Students Gather at Gantry Plaza State Park in Long Island City to Collect Water Samples and Document the Health of the East River
Statewide, Nearly 5,000 Students at 72 Locations, From Troy to New York City, Explore and Learn About the Hudson River Estuary
Photos are of the Event Available on DEP’s Flickr Page
The New York City Department of Environmental Protection (DEP) today sponsored more than 70 public school students who participated in the New York State Department of Environmental Conservation’s (DEC) “A Day in the Life of the Hudson and Harbor” educational event. The students, advanced placement environmental science students from Baruch College Campus High School in Manhattan and 7th graders from Hunter’s Point Community Middle School in Queens, participated in the event during which teams collected and analyzed water samples and made environmental observations along the East River, at Gantry Plaza State Park. Students used field techniques to track the river’s tides and currents, examined the water’s chemistry, identified macroinvertebrates and fish, and observed oyster colonies.
“New York Harbor is a critical part of the Hudson River estuary and over the last decade DEP has invested more than $10 billion to improve water quality and restore wetlands and adjacent grasslands, helping to bring back native fish populations and allow for greater recreational use,” said DEP Commissioner Vincent Sapienza. “We’re proud to partner with DEC to bring this valuable program to thousands of young New Yorkers and to inspire stewards who will ensure that future generations can enjoy all the Hudson River has to offer.”
During the event, five stations were set up where students were able to measure the river’s currents and perform tests to determine the level of turbidity, pH, salinity and dissolved oxygen in the water. The high school students were paired with seventh graders and taught them how to properly measure water quality. The seventh graders taught their high school partners the techniques they use to clean and monitor the oysters they are raising in the East River. The students were supervised by science teachers from their schools and DEP staff. DEP supplied the equipment for the event, including seine nets and lab materials to investigate aquatic life, water chemistry and quality, tides and weather. The data collected by the nearly 5,000 students at 72 different locations, from Troy to New York City, will be analyzed and posted on the “A Day in the Life of the Hudson and Harbor” website. This annual event, now in its 15th year, is part of DEC’s Hudson River Estuary Program, which is sponsored by the Lamont-Doherty Earth Observatory of Columbia University.
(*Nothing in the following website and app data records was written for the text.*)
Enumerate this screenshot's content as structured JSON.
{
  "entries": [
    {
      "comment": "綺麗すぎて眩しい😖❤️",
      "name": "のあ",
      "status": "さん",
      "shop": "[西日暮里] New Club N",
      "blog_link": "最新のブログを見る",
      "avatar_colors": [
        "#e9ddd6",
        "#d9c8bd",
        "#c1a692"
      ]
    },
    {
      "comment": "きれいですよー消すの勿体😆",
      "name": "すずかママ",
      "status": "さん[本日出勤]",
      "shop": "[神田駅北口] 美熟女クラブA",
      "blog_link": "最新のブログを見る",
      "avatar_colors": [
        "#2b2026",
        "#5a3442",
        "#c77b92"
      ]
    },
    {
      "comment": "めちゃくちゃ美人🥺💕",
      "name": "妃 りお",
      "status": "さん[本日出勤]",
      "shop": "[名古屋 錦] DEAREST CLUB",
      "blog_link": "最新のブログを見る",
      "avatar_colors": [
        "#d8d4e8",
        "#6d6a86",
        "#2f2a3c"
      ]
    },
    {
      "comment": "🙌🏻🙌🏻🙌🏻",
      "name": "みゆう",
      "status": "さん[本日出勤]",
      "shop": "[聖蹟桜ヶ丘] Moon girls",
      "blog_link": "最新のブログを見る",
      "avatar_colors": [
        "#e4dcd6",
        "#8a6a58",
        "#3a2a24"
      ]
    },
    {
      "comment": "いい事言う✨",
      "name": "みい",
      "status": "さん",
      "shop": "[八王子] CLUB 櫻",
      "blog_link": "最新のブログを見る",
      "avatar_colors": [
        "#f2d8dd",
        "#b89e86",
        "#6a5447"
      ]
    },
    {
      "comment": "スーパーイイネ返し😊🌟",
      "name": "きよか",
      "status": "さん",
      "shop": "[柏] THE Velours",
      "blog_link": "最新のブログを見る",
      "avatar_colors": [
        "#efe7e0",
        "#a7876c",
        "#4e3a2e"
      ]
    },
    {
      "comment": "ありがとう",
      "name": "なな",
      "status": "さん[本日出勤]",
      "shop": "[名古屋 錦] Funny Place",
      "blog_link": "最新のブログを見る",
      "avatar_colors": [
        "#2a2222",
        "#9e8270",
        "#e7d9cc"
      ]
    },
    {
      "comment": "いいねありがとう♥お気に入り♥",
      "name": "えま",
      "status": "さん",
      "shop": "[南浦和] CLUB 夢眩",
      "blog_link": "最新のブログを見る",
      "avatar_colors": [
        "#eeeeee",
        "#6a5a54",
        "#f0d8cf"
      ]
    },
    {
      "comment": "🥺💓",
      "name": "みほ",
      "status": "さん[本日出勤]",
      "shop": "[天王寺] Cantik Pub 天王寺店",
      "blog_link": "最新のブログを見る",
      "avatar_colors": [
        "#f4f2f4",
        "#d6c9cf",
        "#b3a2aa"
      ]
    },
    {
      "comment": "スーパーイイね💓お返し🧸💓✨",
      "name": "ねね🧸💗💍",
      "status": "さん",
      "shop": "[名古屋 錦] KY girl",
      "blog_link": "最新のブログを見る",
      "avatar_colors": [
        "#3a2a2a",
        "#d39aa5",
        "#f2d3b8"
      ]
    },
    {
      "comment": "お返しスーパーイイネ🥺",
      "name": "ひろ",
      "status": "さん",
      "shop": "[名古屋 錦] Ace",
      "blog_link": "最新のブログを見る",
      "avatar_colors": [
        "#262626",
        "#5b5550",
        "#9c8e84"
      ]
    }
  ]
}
The Hudson River is not just a river—it is a tidal estuary. The estuary makes up the lower half of the Hudson River, spanning 153 miles from the tip of the Battery to the Troy Dam. The river experiences dramatic changes in salinity, circulation patterns, tidal ranges, river width and water depth, fish species, macro invertebrate communities, and plant life. While the northern half of the river is freshwater fed by snowmelt, groundwater and rain, the southern estuary section is a tidal mix of salty seawater and freshwater.
DEP manages New York City’s water supply, providing more than one billion gallons of water each day to more than nine million residents, including eight million in New York City. The water is delivered from a watershed that extends more than 125 miles from the city, comprising 19 reservoirs and three controlled lakes. Approximately 7,000 miles of water mains, tunnels and aqueducts bring water to homes and businesses throughout the five boroughs, and 7,500 miles of sewer lines and 96 pump stations take wastewater to 14 in-city treatment plants. DEP has nearly 6,000 employees, including almost 1,000 in the upstate watershed. In addition, DEP has a robust capital program, with a planned $20.7 billion in investments over the next 10 years that will create up to 3,000 construction-related jobs per year. For more information, visit nyc.gov/dep, like us on Facebook, or follow us on Twitter.